[[ Exercise material, beginning ]]

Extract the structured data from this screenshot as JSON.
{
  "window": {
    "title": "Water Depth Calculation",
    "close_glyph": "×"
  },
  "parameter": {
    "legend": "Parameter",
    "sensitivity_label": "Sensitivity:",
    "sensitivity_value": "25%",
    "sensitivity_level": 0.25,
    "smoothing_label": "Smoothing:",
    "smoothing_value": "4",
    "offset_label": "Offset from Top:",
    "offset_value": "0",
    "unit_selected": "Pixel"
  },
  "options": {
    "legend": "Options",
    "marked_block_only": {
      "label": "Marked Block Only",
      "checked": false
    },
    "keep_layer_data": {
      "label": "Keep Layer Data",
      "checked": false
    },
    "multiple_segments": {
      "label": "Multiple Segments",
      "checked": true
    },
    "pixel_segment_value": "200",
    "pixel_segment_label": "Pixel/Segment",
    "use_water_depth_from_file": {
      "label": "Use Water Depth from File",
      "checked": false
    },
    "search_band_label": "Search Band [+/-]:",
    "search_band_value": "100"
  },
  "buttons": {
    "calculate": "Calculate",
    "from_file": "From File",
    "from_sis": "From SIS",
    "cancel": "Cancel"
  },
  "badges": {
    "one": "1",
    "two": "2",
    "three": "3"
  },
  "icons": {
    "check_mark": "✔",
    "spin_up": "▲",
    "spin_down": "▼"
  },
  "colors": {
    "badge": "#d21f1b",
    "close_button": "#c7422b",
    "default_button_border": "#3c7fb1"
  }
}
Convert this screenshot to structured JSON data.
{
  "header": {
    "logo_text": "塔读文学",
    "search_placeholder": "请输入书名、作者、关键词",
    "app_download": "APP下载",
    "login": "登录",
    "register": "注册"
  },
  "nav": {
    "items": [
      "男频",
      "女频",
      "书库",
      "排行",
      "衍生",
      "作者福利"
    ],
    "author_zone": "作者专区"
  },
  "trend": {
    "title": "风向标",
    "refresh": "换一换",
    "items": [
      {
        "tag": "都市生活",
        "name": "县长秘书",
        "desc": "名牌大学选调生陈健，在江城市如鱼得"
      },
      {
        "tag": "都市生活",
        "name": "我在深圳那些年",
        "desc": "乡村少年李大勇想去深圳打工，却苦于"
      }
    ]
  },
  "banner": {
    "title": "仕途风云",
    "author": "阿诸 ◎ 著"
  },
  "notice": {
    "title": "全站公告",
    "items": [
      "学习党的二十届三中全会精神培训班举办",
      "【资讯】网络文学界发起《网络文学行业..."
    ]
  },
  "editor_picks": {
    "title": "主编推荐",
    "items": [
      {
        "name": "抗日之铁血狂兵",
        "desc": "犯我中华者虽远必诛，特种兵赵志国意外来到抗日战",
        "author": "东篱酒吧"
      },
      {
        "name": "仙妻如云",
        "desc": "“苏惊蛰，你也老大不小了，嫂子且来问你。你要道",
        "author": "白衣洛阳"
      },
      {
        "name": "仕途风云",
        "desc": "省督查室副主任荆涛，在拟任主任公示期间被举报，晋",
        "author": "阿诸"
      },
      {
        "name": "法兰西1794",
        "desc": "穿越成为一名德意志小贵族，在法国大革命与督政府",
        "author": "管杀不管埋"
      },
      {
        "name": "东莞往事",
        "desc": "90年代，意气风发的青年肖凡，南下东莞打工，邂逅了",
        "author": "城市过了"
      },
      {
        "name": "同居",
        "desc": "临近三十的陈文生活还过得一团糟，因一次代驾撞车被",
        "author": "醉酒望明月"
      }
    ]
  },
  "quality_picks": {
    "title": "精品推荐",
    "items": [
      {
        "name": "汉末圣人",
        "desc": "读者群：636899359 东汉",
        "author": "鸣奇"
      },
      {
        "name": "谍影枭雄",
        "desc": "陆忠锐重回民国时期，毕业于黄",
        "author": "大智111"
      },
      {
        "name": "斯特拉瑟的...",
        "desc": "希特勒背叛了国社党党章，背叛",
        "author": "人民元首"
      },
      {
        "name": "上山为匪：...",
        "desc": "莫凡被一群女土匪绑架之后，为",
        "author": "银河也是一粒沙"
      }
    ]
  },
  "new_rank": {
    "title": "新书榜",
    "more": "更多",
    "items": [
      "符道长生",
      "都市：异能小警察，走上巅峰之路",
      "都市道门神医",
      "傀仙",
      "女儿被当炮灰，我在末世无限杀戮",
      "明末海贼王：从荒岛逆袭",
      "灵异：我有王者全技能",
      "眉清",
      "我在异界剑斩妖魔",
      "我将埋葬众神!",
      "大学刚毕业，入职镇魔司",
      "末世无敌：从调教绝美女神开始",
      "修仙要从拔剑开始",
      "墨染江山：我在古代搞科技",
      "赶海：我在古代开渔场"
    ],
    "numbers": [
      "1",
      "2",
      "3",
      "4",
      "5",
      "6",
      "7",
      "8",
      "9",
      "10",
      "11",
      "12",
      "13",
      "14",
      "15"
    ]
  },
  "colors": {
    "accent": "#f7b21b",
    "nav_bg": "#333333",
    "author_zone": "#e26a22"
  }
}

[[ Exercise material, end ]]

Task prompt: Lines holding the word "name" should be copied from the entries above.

Result of this exercise:
        "name": "县长秘书",
        "name": "我在深圳那些年",
        "name": "抗日之铁血狂兵",
        "name": "仙妻如云",
        "name": "仕途风云",
        "name": "法兰西1794",
        "name": "东莞往事",
        "name": "同居",
        "name": "汉末圣人",
        "name": "谍影枭雄",
        "name": "斯特拉瑟的...",
        "name": "上山为匪：...",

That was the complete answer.